High performers not only keep in touch, they also respond to people quickly. Many operate according to an unwritten 36-hour rule in getting back to those who have sent them an e-mail or left a voice message. This is not easy in an age of information overload, when it’s all too easy to respond to a request for help curtly and late — or perhaps, in frustration while reviewing e-mail after hours, to delete it without a response at all. But such action can quickly harm or sever a relationship. High performers understand this and are more diligent than others about answering their colleagues.
High performers also keep their commitments, once made. Because they do what they say they’re going to do, others are encouraged to invest in joint endeavors even when they might not have control over them. Such follow-through also builds the trust that is critical for transferring knowledge. One consultant put it this way: “People have to know they can count on you to remember them when opportunities come up. Probably all of us have been burned by people who talk a good game or make commitments but never come through. That can have big implications for your career if you are taking risks in front of a client or with your boss. The important relationships in my network are those that I know I can rely on and vice versa.”
For the most effective knowledge workers, a network is a two-way street. They understand that when it comes to information, they have to give in order to receive. And as with personal gifts, the giving has to be done in an uncalculating, organic way.
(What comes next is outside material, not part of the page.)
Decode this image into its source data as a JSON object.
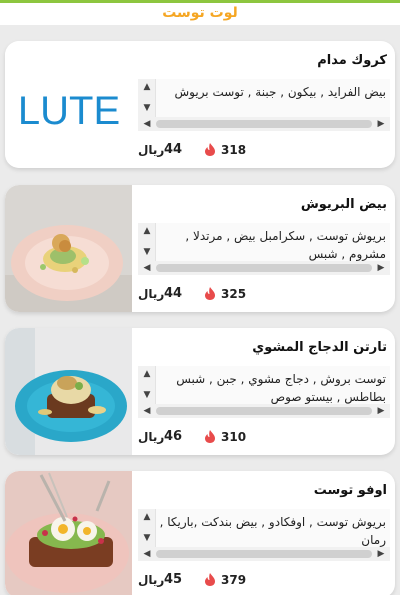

As an information scientist explained, “If I get something interesting by e-mail, I make a point of disseminating it to others who might be interested. I try to share knowledge as much as I can. But I don’t think of it as a “favor bank” in which knowledge is exchanged tit for tat.” That attitude stands in stark contrast to one in which short-term gain is the motivation for reaching out to someone. High performers recognize that it is difficult to get more than surface-level help from strangers, and so they spend time cultivating relationships even when they might not have an immediate need in mind.
There are many misconceptions about how knowledge workers get their work done. Most management interventions have focused on improving or adding technological solutions. Companies invest more in e-learning tools than in mentoring programs, for example, even though knowledge workers often say they learn much more from others and through experience. Some of that money should be redirected to encourage the development of social and human capital. High performers already do what they can to build networks that blend utility with a personal touch. Organizations should use tools and human resources practices that are readily available to hire people who are likely to develop large, widespread networks. Once on board, people should be encouraged through incentives to maintain their networks. Such important work — and it is work, even if isn’t usually visible —shouldn’t be left strictly to chance.